“Several days after its appearance an Urdu poster was distributed in Amritsar which called the attention of Muslims to what were apparently the particularly objectionable portions of the article. The Mirza or leader of the Ahmadiyya Muslim sect at Qadian was the attributed source of the poster, which provoked protest meetings against the article and led to noticeable unrest among many of the Muslims of the city. Therefore, early in June a Muslim Deputy Superintendent of Police brought the article to the attention of the local government. This resulted in proscription of the May issue of the journal [Vartman] under section 99A of the Criminal Procedure Code. Then, on June 6th, prosecution under 153A of the Indian Penal Code was undertaken by the government. Both Gian Chand Pathak, who was the acknowledged editor, printer, and publisher of Vartman journal, and Devi Sharan Sharma, who was the alleged author of Sair-i-Dauzakh were arrested, and the Amritsar District Magistrate began to hear testimony within days of their arrest.”

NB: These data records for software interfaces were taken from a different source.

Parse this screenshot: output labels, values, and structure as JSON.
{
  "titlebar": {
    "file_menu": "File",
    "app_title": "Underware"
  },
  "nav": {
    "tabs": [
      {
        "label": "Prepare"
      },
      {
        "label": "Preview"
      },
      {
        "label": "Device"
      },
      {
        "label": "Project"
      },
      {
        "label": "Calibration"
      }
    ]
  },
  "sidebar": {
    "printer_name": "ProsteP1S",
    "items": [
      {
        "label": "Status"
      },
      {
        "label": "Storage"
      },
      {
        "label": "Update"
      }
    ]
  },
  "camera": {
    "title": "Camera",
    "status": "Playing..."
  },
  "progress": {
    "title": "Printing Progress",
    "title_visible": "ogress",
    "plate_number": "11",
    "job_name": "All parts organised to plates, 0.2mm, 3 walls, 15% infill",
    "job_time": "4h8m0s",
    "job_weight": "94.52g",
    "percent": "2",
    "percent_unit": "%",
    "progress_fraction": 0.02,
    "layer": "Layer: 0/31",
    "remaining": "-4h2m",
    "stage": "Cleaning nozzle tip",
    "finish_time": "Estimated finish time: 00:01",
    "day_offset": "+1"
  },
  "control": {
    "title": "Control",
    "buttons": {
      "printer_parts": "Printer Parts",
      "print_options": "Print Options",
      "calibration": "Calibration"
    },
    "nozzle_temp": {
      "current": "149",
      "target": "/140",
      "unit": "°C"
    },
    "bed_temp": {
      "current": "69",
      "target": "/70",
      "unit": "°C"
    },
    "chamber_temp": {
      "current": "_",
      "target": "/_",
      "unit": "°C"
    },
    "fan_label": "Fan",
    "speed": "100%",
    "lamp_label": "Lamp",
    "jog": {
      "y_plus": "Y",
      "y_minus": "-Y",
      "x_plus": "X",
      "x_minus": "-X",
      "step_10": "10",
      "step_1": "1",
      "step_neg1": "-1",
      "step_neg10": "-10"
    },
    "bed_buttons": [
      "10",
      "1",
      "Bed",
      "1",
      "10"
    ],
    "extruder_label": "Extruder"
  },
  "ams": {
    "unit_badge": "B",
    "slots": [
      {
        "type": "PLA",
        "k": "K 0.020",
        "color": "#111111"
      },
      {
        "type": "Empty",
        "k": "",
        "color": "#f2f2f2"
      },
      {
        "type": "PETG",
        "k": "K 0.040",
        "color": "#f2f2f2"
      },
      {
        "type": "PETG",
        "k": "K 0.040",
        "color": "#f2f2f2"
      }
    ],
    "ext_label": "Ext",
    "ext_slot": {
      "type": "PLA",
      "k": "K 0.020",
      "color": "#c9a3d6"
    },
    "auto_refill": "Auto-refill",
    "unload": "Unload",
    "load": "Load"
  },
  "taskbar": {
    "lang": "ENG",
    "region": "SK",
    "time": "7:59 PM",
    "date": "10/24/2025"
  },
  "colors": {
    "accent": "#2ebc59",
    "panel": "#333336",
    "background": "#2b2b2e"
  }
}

The poster by Hazrat Khalifatul Masih IIra (also published in Al Fazl on 10 June 1927) had highlighted the passages that were extremely derogatory and ridiculed the persona of the Holy Prophetsa of Islam. The poster, in line with the teachings of the Promised Messiahas, did not call for violence but urged Muslims across the country to “not show aggression but, on the precepts of the Companions [of the Holy Prophetsa], uphold the honour of Islam…” Huzoorra urged that one way of doing so was by not strengthening the economy of Hindu businessmen and purchasing goods from Muslim traders instead. He clarified that “this [was] not a boycott, but preference” and no one had the right to raise objections on matters of choice in preference. He further urged that the true teachings of Islam should be propagated on mass-scale so as to demystify the misconceptions created by mischievous Arya writers and publishers. Huzoorra stated that should the Muslims unite to free themselves from the economic slavery of Hindus, the government, seeing that Muslims too could show unity, would start to take their opinion seriously.
However, the passages from the article Sair-i-Dauzakh that were highlighted in the poster by Hazrat Khalifatul Masih IIra were taken into account by the court and it was concluded by the judges on the bench that “prosecutable effect had indeed been produced by the words of the article [Sair-i-Dauzakh]”.
Having heard the case thoroughly, Justice Broadway found both the author and the publisher, Devi Sharan Sharma and Gian Chand Pathak respectively, guilty of the charges that had been brought against them. The author was sentenced to a year of rigorous imprisonment and a fine of five hundred rupees in lieu of an additional imprisonment of six months duration, and the publisher was sentenced to six months rigorous imprisonment and a fine of two hundred and fifty rupees in lieu of an additional three months of imprisonment. The case was concluded on 6 August 1927.